A brief timeline of what led to the blasts.
(This story was first published on 5 June, 2018. It has been reposted from The Quint's archives to mark the anniversary of the 2008 Malegaon blasts.)
The 2008 Malegaon blasts ensured that “saffron terror” would be added to the Indian political lexicon. While there was quite a political furore over the naming of former ABVP and RSS functionaries in the chargesheet, it was all but ignored that a serving Army officer, namely, Lieutenant Colonel Shrikant Prasad Purohit, had also been allegedly involved. Two bomb blasts took place, almost simultaneously, in Maharashtra and Gujarat, on 29 September 2008.
In the former state, two low intensity bombs were fitted on a Hero Honda motorcycle and rigged to detonate in Malegaon. The bombs exploded, killing four people and injuring 79 others in Malegaon, a city in Maharashtra’s Nashik district. Another blast was triggered in Modasa, Gujarat, where a 15-year-old boy lost his life. The blasts occurred on the eve of Navratri.
The Maharashtra Anti-Terrorism Squad (ATS) began an investigation into the Malegaon blast, led by then ATS Chief Hemant Karkare, who was later killed in the 26/11 Mumbai terror strike. The ATS got its first breakthrough in the case by tracing the owner of the motorcycle used in the blast. The links from the owner of the motorcycle led to the arrest of three accused on 24 October 2008. The ATS arrested Sadhvi Pragya Singh Thakur, Shiv Narayan Gopal Singh Kalsanghra, and Shyam Bhawarlal Sahu.
The investigation also found links to Hindu extremist groups like the Abhinav Bharat, Rastriya Jagran Manch, Sharda Sarvagya Peeth, and the Hindu Rashtra Sena. All of the accused arrested or named in the chargesheet belonged to either of these organisations. The ATS probe also found links to these groups with respect to the 2006 Malegaon bomb blast, the Ajmer Dargah blast, the Mecca Masjid and the Samjhauta Train blast. This led to the prosecution filing charges under the Maharashtra Control of Organized Crime Act (MCOCA), which necessitates that the court should take cognizance of two former chargesheets against one or more of the accused.
By the time the ATS arrested Lt Col Prasad Shrikant Purohit, a serving Army officer on 4 November, 2008 for his alleged involvement in the blasts, the case had been heavily politicised – the BJP and the Shiv Sena accused the Congress of ‘using’ the ATS for its own political motives.

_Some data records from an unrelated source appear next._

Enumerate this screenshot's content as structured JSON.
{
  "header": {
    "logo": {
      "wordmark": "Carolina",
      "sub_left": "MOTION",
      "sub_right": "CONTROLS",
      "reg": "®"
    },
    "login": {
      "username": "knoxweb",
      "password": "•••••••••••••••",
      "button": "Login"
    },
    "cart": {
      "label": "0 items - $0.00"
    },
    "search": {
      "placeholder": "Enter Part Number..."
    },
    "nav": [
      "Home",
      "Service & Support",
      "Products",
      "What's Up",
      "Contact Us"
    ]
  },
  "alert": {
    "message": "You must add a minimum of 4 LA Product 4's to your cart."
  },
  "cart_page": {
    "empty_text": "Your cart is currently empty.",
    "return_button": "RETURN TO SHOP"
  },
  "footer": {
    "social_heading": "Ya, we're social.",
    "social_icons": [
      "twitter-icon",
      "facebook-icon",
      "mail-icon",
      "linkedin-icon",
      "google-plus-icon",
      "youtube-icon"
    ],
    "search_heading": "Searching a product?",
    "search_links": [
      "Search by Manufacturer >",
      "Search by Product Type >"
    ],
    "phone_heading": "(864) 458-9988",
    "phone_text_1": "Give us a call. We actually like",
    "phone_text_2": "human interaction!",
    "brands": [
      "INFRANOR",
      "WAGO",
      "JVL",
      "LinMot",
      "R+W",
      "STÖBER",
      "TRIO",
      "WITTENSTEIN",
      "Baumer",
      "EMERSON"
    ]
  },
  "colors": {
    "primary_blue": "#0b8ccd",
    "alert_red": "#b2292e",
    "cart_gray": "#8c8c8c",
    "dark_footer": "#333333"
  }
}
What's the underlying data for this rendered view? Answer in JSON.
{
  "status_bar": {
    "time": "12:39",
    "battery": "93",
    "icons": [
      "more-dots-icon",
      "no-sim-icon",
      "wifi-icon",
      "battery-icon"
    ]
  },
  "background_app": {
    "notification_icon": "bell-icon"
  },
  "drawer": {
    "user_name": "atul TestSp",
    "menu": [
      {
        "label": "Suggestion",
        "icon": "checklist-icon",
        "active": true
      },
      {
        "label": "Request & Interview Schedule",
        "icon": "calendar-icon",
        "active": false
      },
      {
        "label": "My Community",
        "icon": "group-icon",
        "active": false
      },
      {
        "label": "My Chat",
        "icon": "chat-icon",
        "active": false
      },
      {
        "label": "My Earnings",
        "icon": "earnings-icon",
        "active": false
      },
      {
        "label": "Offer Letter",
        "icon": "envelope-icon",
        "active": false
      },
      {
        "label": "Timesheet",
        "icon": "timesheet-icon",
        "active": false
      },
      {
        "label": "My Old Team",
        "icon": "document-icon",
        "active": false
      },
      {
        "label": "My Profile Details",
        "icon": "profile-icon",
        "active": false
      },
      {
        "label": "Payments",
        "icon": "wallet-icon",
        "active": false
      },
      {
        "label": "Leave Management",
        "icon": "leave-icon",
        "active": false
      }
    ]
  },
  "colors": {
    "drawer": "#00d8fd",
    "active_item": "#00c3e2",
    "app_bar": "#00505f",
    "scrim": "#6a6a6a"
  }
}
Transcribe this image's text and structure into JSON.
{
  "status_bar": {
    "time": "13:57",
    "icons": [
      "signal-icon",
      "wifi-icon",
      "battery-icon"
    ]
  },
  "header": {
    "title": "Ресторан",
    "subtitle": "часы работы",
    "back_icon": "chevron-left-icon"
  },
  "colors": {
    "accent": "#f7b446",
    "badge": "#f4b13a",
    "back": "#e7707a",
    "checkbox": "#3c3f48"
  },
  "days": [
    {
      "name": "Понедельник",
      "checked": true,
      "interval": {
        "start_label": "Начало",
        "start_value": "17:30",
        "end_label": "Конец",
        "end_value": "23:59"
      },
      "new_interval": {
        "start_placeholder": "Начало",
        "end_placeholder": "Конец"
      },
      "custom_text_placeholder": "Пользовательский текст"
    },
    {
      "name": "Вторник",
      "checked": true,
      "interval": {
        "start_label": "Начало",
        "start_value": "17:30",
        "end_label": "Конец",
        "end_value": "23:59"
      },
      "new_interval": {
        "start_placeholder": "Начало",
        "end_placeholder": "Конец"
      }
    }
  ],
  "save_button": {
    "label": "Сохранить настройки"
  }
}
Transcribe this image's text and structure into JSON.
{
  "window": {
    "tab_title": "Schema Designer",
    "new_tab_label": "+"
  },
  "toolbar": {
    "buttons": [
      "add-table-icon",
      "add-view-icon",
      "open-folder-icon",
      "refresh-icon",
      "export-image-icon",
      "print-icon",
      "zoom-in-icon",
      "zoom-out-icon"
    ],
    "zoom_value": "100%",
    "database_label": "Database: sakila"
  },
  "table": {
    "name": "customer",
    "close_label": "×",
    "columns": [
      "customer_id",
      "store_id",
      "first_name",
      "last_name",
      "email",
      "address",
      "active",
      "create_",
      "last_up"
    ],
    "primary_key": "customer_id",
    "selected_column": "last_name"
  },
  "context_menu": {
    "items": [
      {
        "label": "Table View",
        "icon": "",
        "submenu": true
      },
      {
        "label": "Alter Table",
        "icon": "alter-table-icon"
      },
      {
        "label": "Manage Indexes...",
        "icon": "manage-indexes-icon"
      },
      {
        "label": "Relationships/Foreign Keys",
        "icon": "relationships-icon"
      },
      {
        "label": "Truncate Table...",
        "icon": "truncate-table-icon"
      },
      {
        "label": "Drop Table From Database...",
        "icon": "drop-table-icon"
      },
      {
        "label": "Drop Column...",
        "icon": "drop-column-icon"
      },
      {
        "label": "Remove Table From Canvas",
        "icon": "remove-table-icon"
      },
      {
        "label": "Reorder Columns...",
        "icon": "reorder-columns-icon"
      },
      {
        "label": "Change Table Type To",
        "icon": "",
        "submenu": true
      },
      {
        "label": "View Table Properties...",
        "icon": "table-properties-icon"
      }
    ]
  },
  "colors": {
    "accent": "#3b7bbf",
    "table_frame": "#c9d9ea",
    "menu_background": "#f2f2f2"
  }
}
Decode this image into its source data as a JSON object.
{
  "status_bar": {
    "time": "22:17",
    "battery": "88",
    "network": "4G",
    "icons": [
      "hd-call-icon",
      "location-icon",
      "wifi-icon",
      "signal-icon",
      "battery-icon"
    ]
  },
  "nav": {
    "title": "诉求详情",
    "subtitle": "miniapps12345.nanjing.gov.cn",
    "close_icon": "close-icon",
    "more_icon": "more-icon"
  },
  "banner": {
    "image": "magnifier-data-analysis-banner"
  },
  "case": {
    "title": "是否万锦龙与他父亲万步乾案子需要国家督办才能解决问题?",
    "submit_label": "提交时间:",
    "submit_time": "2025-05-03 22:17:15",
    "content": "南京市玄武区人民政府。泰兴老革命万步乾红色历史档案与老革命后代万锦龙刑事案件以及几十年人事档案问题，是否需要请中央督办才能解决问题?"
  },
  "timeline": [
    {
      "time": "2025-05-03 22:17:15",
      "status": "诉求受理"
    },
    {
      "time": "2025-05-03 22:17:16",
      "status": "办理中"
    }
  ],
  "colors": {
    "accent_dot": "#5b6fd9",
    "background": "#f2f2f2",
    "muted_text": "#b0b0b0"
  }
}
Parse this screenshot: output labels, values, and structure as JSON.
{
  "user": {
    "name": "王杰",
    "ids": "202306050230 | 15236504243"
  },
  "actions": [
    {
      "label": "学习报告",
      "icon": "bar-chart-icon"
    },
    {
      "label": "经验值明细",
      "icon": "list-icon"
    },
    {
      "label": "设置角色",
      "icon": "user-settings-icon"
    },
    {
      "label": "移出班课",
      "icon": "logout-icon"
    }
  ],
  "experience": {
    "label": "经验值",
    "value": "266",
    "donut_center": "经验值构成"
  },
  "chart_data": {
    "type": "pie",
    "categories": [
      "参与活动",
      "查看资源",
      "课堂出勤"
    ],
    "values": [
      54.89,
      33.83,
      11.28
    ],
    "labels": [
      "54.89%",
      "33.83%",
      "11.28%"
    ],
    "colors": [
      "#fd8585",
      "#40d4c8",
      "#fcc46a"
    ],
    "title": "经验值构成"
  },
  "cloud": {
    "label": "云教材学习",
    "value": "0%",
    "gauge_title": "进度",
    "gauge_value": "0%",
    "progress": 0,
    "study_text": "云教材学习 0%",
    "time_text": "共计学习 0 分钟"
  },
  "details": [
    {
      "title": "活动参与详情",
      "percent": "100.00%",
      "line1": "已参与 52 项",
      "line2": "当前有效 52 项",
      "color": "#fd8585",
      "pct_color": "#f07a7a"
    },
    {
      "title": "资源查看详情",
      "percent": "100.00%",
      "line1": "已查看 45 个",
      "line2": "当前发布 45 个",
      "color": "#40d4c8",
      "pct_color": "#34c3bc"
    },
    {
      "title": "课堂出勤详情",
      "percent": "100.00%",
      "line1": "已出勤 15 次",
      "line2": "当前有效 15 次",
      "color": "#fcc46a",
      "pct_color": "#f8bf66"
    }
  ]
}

A Timeline of the 2008 Malegaon Blasts Case
Subscribe To Our Daily Newsletter And Get News Delivered Straight To Your Inbox.